The FTSE index was below 5000 from around noon yesterday. After heading towards 4900, a token rally took it to 4914 at close of play. This may well be the start of the City accepting that 5000 cannot be held.

This 3% fall was reflected on other bourses around the world: Eurofirst fell 3%, Shanghai 4%, and the S&P 3%.

Rumours abounded in the US that a Labor Department report due out on July 2nd would show America had suffered a net jobs loss for the first time this year.

There was also widespread concern over weakening growth in China.

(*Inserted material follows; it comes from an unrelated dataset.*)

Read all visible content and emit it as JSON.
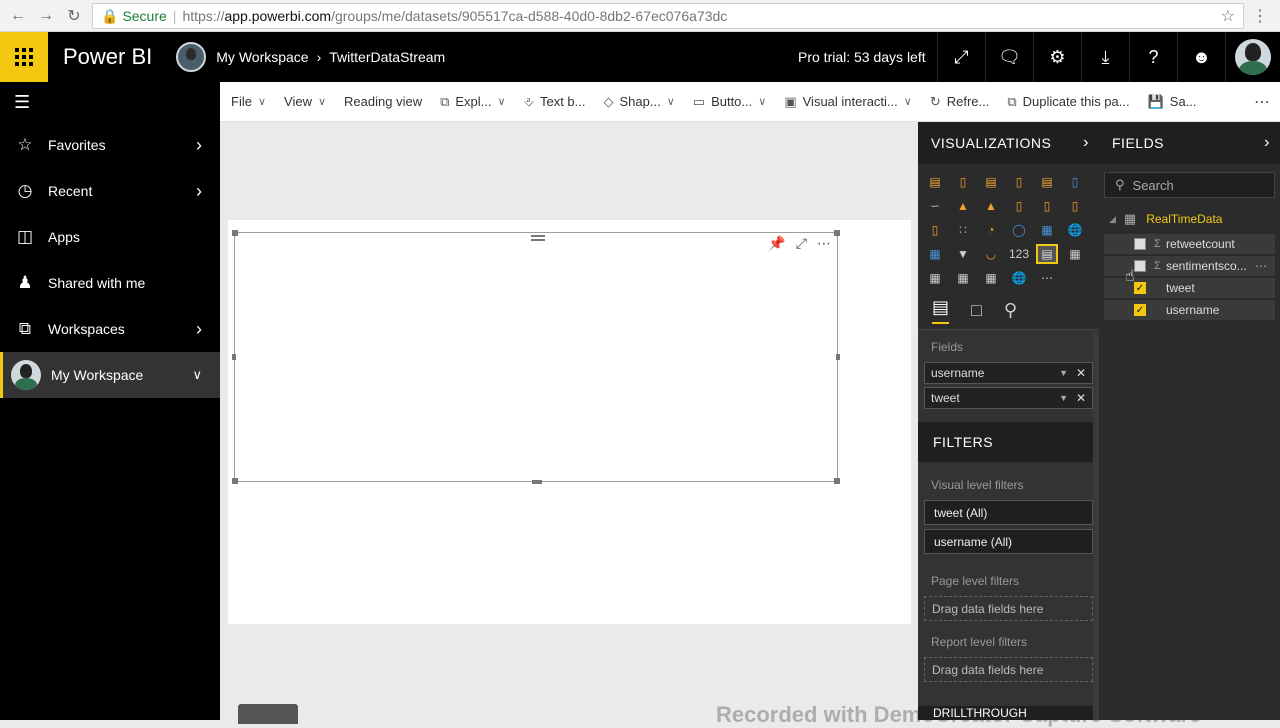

Thus, both crude oil and natural gas fell 3.5% – and as a major raw materials producer, Australia saw its dollar continue to drift south, losing 1.6% on the day.

“We’re close to important technical levels on the S&P 500” said James Paulsen at Wells Capital Management – a reference to those points at which major market falls can be expected. The breach of the FTSE’s 5000 level yesterday offered the same sign.

The signs are those which usually precede a tipping point. Overnight, the Nikkei fell 2% to a 7-month low.

Such things are always difficult to call; but my own feeling (first expressed at the start of last week) is that we’re on the verge of an inevitable – and major – correction.